Start of Source records
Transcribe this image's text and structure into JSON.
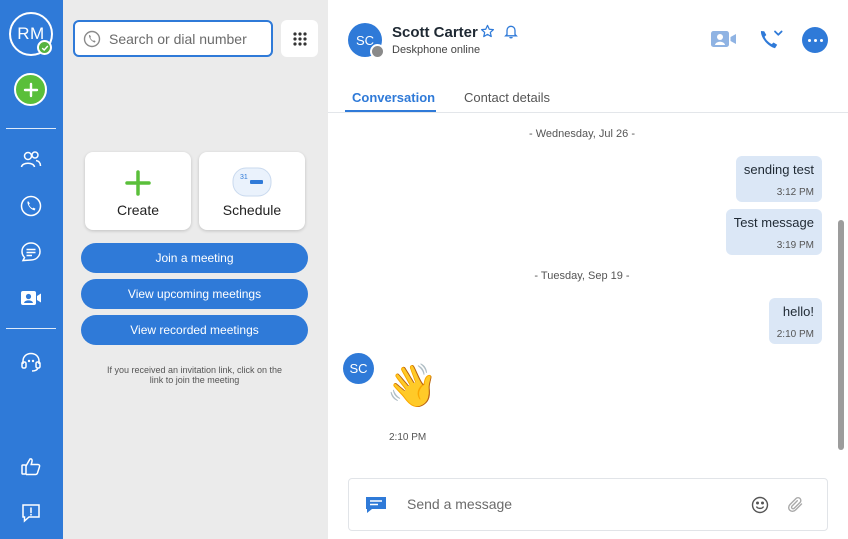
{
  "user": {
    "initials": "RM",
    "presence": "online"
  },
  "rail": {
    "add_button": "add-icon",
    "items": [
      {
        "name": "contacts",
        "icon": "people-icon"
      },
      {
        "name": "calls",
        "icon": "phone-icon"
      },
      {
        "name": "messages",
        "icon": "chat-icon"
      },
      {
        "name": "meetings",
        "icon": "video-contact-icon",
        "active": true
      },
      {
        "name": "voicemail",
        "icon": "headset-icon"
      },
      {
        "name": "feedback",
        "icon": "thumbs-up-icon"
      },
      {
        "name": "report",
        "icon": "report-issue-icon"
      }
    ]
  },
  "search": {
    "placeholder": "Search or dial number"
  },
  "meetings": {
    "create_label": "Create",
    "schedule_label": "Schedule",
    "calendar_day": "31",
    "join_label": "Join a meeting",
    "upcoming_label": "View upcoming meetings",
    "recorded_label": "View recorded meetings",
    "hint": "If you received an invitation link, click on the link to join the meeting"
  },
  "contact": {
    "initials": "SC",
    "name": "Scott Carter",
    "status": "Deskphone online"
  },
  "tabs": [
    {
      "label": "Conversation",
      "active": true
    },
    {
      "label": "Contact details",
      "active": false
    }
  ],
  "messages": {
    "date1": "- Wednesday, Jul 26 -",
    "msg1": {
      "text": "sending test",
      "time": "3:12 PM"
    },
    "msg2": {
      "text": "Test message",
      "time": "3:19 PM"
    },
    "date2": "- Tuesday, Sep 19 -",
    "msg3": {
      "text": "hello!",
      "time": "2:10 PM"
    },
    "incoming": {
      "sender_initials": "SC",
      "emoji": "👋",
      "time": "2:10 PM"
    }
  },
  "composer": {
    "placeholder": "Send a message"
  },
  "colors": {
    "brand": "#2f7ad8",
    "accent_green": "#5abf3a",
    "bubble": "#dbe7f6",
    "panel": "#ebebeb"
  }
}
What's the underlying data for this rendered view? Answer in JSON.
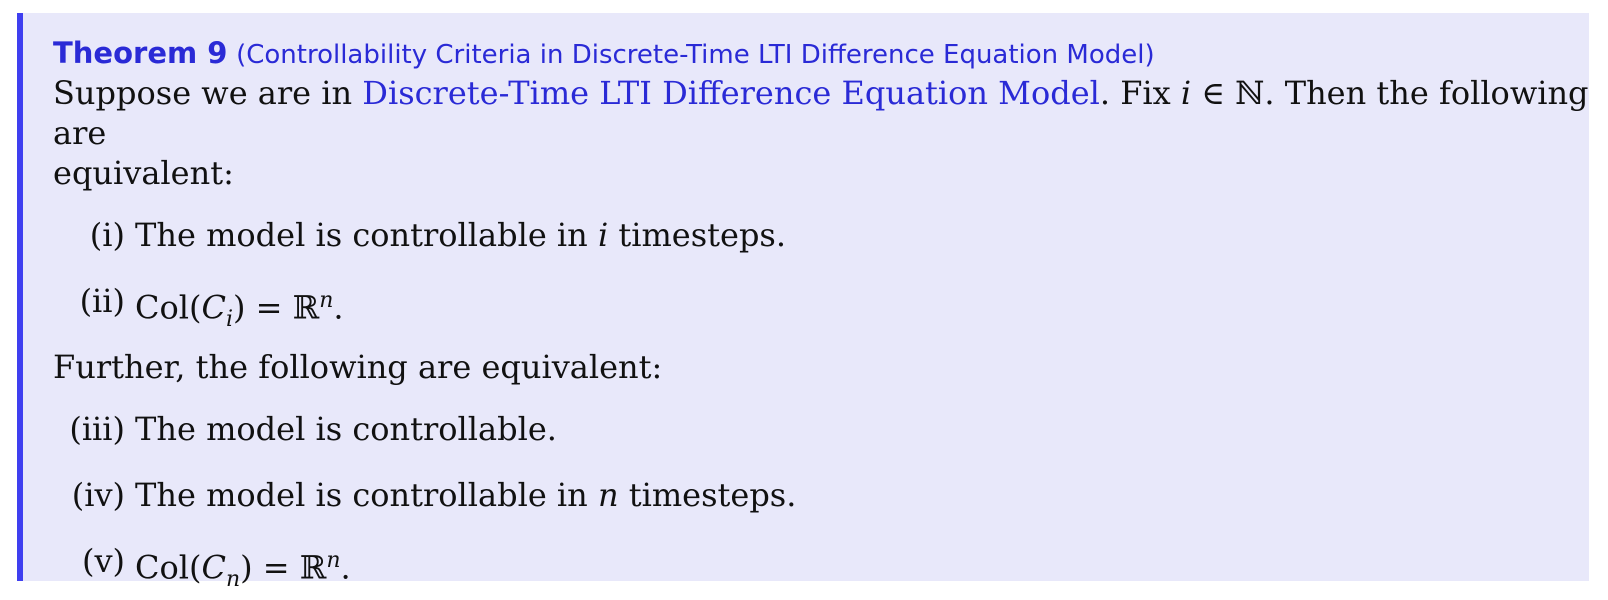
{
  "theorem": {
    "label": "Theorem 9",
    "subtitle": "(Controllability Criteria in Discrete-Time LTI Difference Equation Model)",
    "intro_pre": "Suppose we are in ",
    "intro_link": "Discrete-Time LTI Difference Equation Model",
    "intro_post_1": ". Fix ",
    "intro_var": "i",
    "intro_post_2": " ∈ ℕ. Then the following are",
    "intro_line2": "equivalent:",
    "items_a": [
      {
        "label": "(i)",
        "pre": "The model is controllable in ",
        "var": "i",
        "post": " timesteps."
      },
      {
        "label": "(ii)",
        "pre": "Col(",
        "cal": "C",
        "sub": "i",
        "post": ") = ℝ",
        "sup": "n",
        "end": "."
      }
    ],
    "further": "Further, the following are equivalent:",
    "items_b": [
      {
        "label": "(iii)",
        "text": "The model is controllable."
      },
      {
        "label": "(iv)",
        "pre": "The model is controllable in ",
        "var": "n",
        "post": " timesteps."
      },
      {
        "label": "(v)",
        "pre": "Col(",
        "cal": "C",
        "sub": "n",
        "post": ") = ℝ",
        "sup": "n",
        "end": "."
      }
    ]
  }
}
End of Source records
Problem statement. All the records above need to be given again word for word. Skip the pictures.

Answer to this exercise.
Transcribe this image's text and structure into JSON.
{
  "user": {
    "initials": "RM",
    "presence": "online"
  },
  "rail": {
    "add_button": "add-icon",
    "items": [
      {
        "name": "contacts",
        "icon": "people-icon"
      },
      {
        "name": "calls",
        "icon": "phone-icon"
      },
      {
        "name": "messages",
        "icon": "chat-icon"
      },
      {
        "name": "meetings",
        "icon": "video-contact-icon",
        "active": true
      },
      {
        "name": "voicemail",
        "icon": "headset-icon"
      },
      {
        "name": "feedback",
        "icon": "thumbs-up-icon"
      },
      {
        "name": "report",
        "icon": "report-issue-icon"
      }
    ]
  },
  "search": {
    "placeholder": "Search or dial number"
  },
  "meetings": {
    "create_label": "Create",
    "schedule_label": "Schedule",
    "calendar_day": "31",
    "join_label": "Join a meeting",
    "upcoming_label": "View upcoming meetings",
    "recorded_label": "View recorded meetings",
    "hint": "If you received an invitation link, click on the link to join the meeting"
  },
  "contact": {
    "initials": "SC",
    "name": "Scott Carter",
    "status": "Deskphone online"
  },
  "tabs": [
    {
      "label": "Conversation",
      "active": true
    },
    {
      "label": "Contact details",
      "active": false
    }
  ],
  "messages": {
    "date1": "- Wednesday, Jul 26 -",
    "msg1": {
      "text": "sending test",
      "time": "3:12 PM"
    },
    "msg2": {
      "text": "Test message",
      "time": "3:19 PM"
    },
    "date2": "- Tuesday, Sep 19 -",
    "msg3": {
      "text": "hello!",
      "time": "2:10 PM"
    },
    "incoming": {
      "sender_initials": "SC",
      "emoji": "👋",
      "time": "2:10 PM"
    }
  },
  "composer": {
    "placeholder": "Send a message"
  },
  "colors": {
    "brand": "#2f7ad8",
    "accent_green": "#5abf3a",
    "bubble": "#dbe7f6",
    "panel": "#ebebeb"
  }
}
What's the underlying data for this rendered view? Answer in JSON.
{
  "theorem": {
    "label": "Theorem 9",
    "subtitle": "(Controllability Criteria in Discrete-Time LTI Difference Equation Model)",
    "intro_pre": "Suppose we are in ",
    "intro_link": "Discrete-Time LTI Difference Equation Model",
    "intro_post_1": ". Fix ",
    "intro_var": "i",
    "intro_post_2": " ∈ ℕ. Then the following are",
    "intro_line2": "equivalent:",
    "items_a": [
      {
        "label": "(i)",
        "pre": "The model is controllable in ",
        "var": "i",
        "post": " timesteps."
      },
      {
        "label": "(ii)",
        "pre": "Col(",
        "cal": "C",
        "sub": "i",
        "post": ") = ℝ",
        "sup": "n",
        "end": "."
      }
    ],
    "further": "Further, the following are equivalent:",
    "items_b": [
      {
        "label": "(iii)",
        "text": "The model is controllable."
      },
      {
        "label": "(iv)",
        "pre": "The model is controllable in ",
        "var": "n",
        "post": " timesteps."
      },
      {
        "label": "(v)",
        "pre": "Col(",
        "cal": "C",
        "sub": "n",
        "post": ") = ℝ",
        "sup": "n",
        "end": "."
      }
    ]
  }
}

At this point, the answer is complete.